1949) by George Orwell Dark Green, Bright Red (1950) by Gore Vidal The Outsider (1953) by Richard Wright The Quiet American (1955) by Graham Greene The Shark and the Sardines (1956) by ... Condon Advise and Consent (1959) by Allen Drury The Best Man (1960) by Gore Vidal (play) Catch 22 (1961) by Joseph Heller The Golden Notebook (1962) by Doris Lessing Seven Days in May (1962) by ... (1967) by Gore Vidal The Godfather, by Mario Puzo (1969) Being There, by Jerzy Kosiński (1971) The Lorax (1971) by Dr ...
William F. Buckley, Jr. - In The Political Firing Line - Feud With Gore Vidal
... Buckley appeared in a series of televised debates with Gore Vidal during the 1968 Democratic National Convention in Chicago ... Vidal responded that people were free to state their political views as they saw fit, whereupon Buckley interrupted and noted that people were free to speak their views but others were also free to ostracize them ... Vidal then interjected that "the only sort of pro- or crypto-Nazi I can think of is yourself", whereupon Smith interjected, "Now let's not call names." Buckley, visibly ...
Gore Vidal: The Man Who Said No
... Gore Vidal The Man Who Said No (1983) is a documentary film directed, produced, and edited by Gary Conklin ... American writer and political gadfly Gore Vidal in his quixotic campaign against incumbent California Governor Jerry Brown for the Democratic nomination for ...

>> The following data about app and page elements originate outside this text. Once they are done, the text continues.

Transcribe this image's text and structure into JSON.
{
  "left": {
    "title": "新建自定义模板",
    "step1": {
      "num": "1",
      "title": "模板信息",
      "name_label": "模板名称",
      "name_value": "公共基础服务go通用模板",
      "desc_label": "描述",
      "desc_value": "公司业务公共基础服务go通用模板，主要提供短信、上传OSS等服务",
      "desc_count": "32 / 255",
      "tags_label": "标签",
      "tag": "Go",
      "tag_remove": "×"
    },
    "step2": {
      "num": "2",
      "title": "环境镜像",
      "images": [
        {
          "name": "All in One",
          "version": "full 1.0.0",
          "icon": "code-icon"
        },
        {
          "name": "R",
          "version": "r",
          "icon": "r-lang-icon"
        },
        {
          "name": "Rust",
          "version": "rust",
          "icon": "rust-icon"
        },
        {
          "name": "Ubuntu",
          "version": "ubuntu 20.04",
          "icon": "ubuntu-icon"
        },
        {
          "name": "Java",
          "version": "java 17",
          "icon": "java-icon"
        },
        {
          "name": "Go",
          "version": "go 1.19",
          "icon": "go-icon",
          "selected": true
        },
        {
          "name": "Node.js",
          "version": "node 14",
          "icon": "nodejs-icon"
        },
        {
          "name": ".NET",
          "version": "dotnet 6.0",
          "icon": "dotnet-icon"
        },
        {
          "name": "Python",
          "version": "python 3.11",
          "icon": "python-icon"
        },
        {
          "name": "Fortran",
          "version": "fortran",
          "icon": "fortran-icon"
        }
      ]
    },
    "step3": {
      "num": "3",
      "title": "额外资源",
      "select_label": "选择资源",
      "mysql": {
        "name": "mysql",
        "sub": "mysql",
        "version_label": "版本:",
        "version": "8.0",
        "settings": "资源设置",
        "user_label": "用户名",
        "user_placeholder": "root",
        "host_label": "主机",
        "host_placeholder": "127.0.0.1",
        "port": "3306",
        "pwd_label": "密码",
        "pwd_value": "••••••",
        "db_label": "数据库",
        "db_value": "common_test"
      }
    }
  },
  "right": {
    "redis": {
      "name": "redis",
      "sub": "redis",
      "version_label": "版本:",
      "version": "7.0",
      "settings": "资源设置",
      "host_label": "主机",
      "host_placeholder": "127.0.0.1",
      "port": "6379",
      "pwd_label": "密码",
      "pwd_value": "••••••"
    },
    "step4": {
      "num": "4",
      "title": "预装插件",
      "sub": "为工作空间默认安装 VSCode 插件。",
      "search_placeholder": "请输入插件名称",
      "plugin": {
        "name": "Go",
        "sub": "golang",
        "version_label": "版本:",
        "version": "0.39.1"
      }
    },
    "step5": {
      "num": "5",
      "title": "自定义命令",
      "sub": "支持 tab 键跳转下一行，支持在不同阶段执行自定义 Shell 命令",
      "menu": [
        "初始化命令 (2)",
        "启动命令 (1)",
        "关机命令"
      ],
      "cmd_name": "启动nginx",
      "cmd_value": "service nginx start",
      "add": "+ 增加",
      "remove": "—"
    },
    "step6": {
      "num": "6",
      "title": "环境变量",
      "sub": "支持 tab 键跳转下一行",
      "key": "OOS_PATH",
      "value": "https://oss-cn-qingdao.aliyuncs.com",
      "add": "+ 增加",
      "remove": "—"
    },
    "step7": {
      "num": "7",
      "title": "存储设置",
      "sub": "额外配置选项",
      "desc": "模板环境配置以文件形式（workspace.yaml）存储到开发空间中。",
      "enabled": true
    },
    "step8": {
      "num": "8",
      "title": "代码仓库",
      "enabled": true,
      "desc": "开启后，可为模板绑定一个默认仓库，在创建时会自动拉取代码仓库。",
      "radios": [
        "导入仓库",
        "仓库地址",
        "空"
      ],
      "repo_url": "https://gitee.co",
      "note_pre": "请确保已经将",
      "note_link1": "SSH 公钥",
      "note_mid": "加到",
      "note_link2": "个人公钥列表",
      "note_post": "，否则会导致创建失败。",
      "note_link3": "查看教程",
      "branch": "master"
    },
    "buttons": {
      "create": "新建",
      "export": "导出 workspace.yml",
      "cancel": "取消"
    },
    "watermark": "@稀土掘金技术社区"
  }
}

Famous quotes containing the words gore vidal, vidal and/or gore:

    There is hardly an American male of my generation who has not at one time or another tried to master the victory cry of the great ape as it issued from the androgynous chest of Johnny Weissmuller, to the accompaniment of thousands of arms and legs snapping during attempts to swing from tree to tree in the backyards of the Republic.
    Gore Vidal (b. 1925)

    It is marvelous indeed to watch on television the rings of Saturn close; and to speculate on what we may yet find at galaxy’s edge. But in the process, we have lost the human element; not to mention the high hope of those quaint days when flight would create “one world.” Instead of one world, we have “star wars,” and a future in which dumb dented human toys will drift mindlessly about the cosmos long after our small planet’s dead.
    —Gore Vidal (b. 1925)

    All I really want to be is boring. When people talk about me, I’d like them to say, “Carol’s basically a short Bill Bradley.” Or, “Carol’s kind of like Al Gore in a skirt.”
    Carol Moseley-Braun (b. 1947)